Babuji Ya’ari had helped the Boko Haram extremist group plan several attacks, ­including the killing of a traditional ruler, the Emir of Gwoza, Nigeria’s military said.

Two women were also arrested as part of the investigation, one of whom was accused of co-ordinating payments to other “operatives”.

A year-long intensive military operation against Boko Haram has failed to crush the rebels, whose struggle to set up an Islamic state in largely Muslim northern Nigeria has killed thousands since it began in 2009. The insurgency has destabilised much of the north-east of Africa’s top oil producer and biggest economy.

The abduction in mid-April in the north-east of 276 schoolgirls, 219 of whom remain in captivity, has become a symbol of the government’s powerlessness to protect civilians from attack.

Defence ministry spokesman Major General Chris Olukolade said Ya’ari belonged to a vigilante group fighting Boko Haram and used that membership as cover “while remaining an active terrorist”.

He said information obtained from Ya’ari had led to the arrests of the two women – one who worked as a spy and arms procurer and another who was described as a paymaster..

Maj Gen Olukolade said Ya’ari had co-ordinated several attacks in the city of Maiduguri since 2011, including on customs and military targets as well as the planting of improvised explosive devices.

Violence has been relentless in north-east Nigeria in particular, with hundreds killed in the past two months. There have also been bombings blamed on Boko Haram in the capital, Abuja. Yesterday a car bomb ­exploded in a market in Maiduguri and dozens of people were feared dead, witnesses said. They blamed Boko Haram, which is said to have originated in the city. The explosives were hidden under a load of charcoal in a pick-up van, according to witnesses.

Trader Daba Musa Yobe, who works near market, said the bomb went off just after 8am, before most traders or customers had arrived.

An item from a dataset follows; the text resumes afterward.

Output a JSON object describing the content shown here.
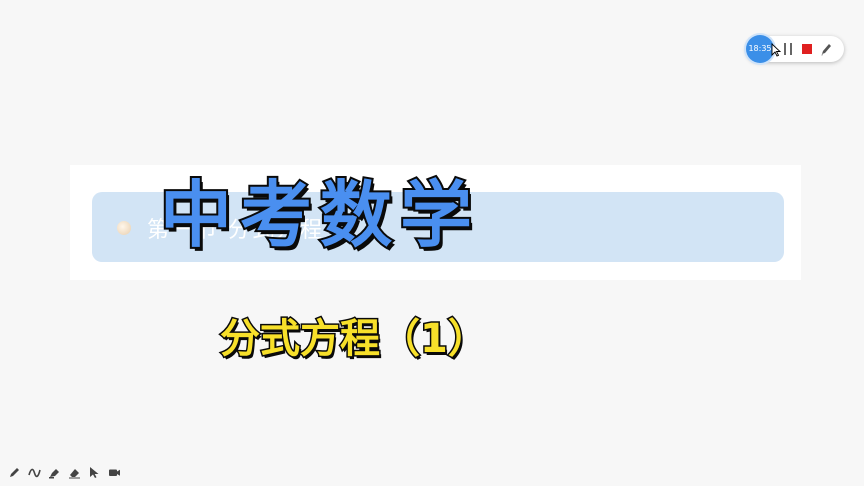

Other witnesses said they saw about 50 bodies, and that five cars and some tricycle taxis were set ablaze by the explosion. They said the toll could have been worse but fewer people than usual were present because most people stay up late to eat during Ramadan, the Muslim month of fasting from sunrise to sunset.

Explosions last week targeted the biggest shopping mall in Abuja, killing 24 people; a medical college in northern city of Kano, killing at least eight; and a hotel brothel in the north-east city of Bauchi that killed ten. It was the third bomb blast in as many months in Abuja, and the second in two months in Kano.

In May, twin car bombs at a marketplace also left more than 130 dead in central Jos city.

President Goodluck Jonathan condemned the attacks.

His spokesman said: “The president assures all Nigerians once again that the federal government and national security agencies will continue to intensify ongoing efforts to end Boko Haram’s senseless ­attacks until the terrorists are routed and totally defeated.”

The inability of the military to curb attacks has prompted international criticism.